DIRECTIONS
Copy down every line of the data that follows exactly. Omit the pictures.

.....

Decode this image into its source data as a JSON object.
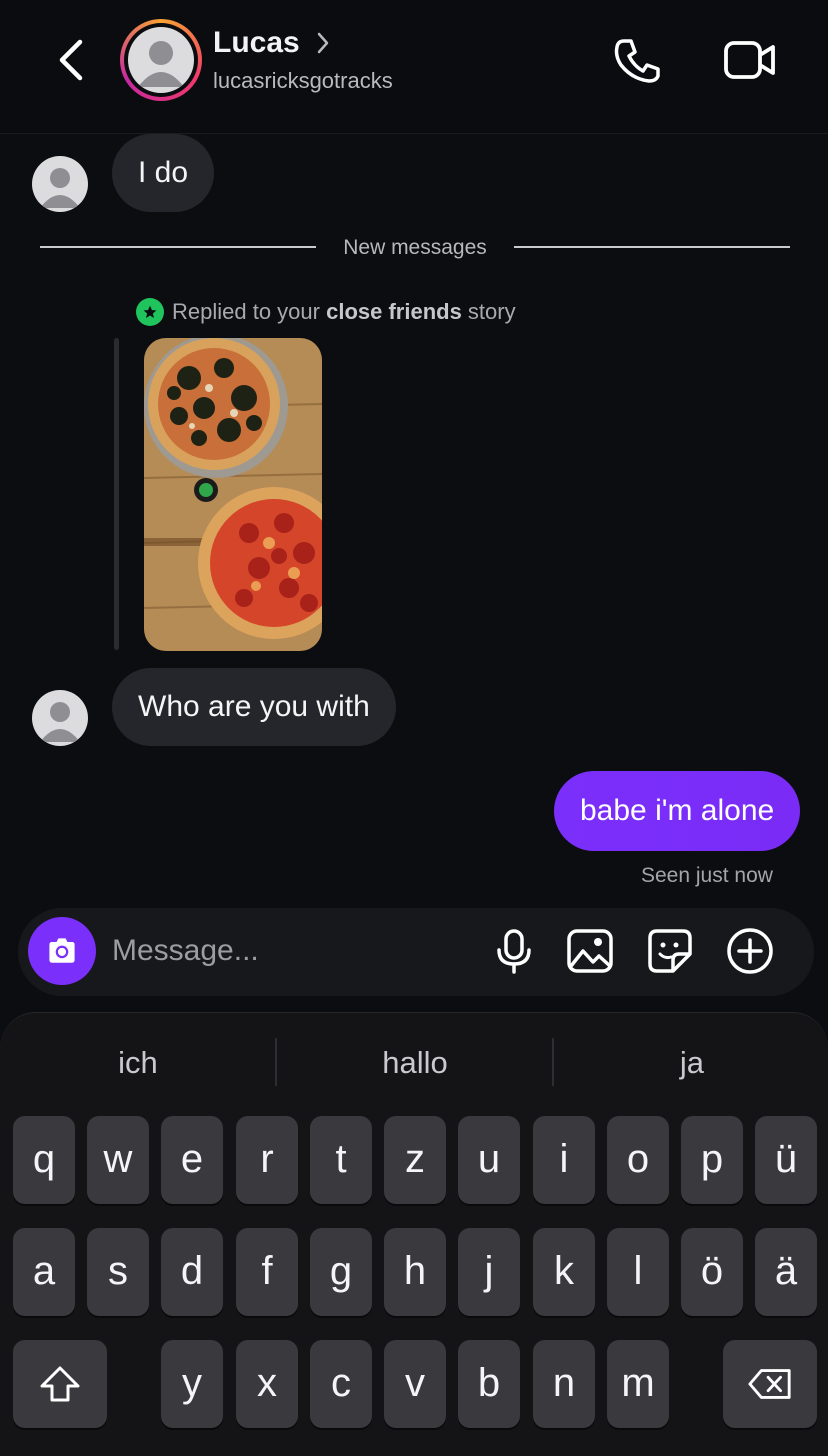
{
  "header": {
    "name": "Lucas",
    "username": "lucasricksgotracks"
  },
  "messages": {
    "first": "I do",
    "divider": "New messages",
    "reply_prefix": "Replied to your ",
    "reply_bold": "close friends",
    "reply_suffix": " story",
    "second": "Who are you with",
    "outgoing": "babe i'm alone",
    "status": "Seen just now"
  },
  "composer": {
    "placeholder": "Message..."
  },
  "keyboard": {
    "suggestions": [
      "ich",
      "hallo",
      "ja"
    ],
    "row1": [
      "q",
      "w",
      "e",
      "r",
      "t",
      "z",
      "u",
      "i",
      "o",
      "p",
      "ü"
    ],
    "row2": [
      "a",
      "s",
      "d",
      "f",
      "g",
      "h",
      "j",
      "k",
      "l",
      "ö",
      "ä"
    ],
    "row3": [
      "y",
      "x",
      "c",
      "v",
      "b",
      "n",
      "m"
    ]
  },
  "colors": {
    "accent": "#7b2ffb",
    "incoming_bubble": "#25262b",
    "background": "#0c0d10",
    "close_friends_green": "#1fc45c"
  },
  "icons": [
    "back-chevron-icon",
    "phone-icon",
    "video-camera-icon",
    "camera-icon",
    "microphone-icon",
    "gallery-icon",
    "sticker-icon",
    "plus-icon",
    "shift-icon",
    "backspace-icon"
  ]
}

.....

WRITTEN ANSWER
Decode this image into its source data as a JSON object.
{
  "header": {
    "name": "Lucas",
    "username": "lucasricksgotracks"
  },
  "messages": {
    "first": "I do",
    "divider": "New messages",
    "reply_prefix": "Replied to your ",
    "reply_bold": "close friends",
    "reply_suffix": " story",
    "second": "Who are you with",
    "outgoing": "babe i'm alone",
    "status": "Seen just now"
  },
  "composer": {
    "placeholder": "Message..."
  },
  "keyboard": {
    "suggestions": [
      "ich",
      "hallo",
      "ja"
    ],
    "row1": [
      "q",
      "w",
      "e",
      "r",
      "t",
      "z",
      "u",
      "i",
      "o",
      "p",
      "ü"
    ],
    "row2": [
      "a",
      "s",
      "d",
      "f",
      "g",
      "h",
      "j",
      "k",
      "l",
      "ö",
      "ä"
    ],
    "row3": [
      "y",
      "x",
      "c",
      "v",
      "b",
      "n",
      "m"
    ]
  },
  "colors": {
    "accent": "#7b2ffb",
    "incoming_bubble": "#25262b",
    "background": "#0c0d10",
    "close_friends_green": "#1fc45c"
  },
  "icons": [
    "back-chevron-icon",
    "phone-icon",
    "video-camera-icon",
    "camera-icon",
    "microphone-icon",
    "gallery-icon",
    "sticker-icon",
    "plus-icon",
    "shift-icon",
    "backspace-icon"
  ]
}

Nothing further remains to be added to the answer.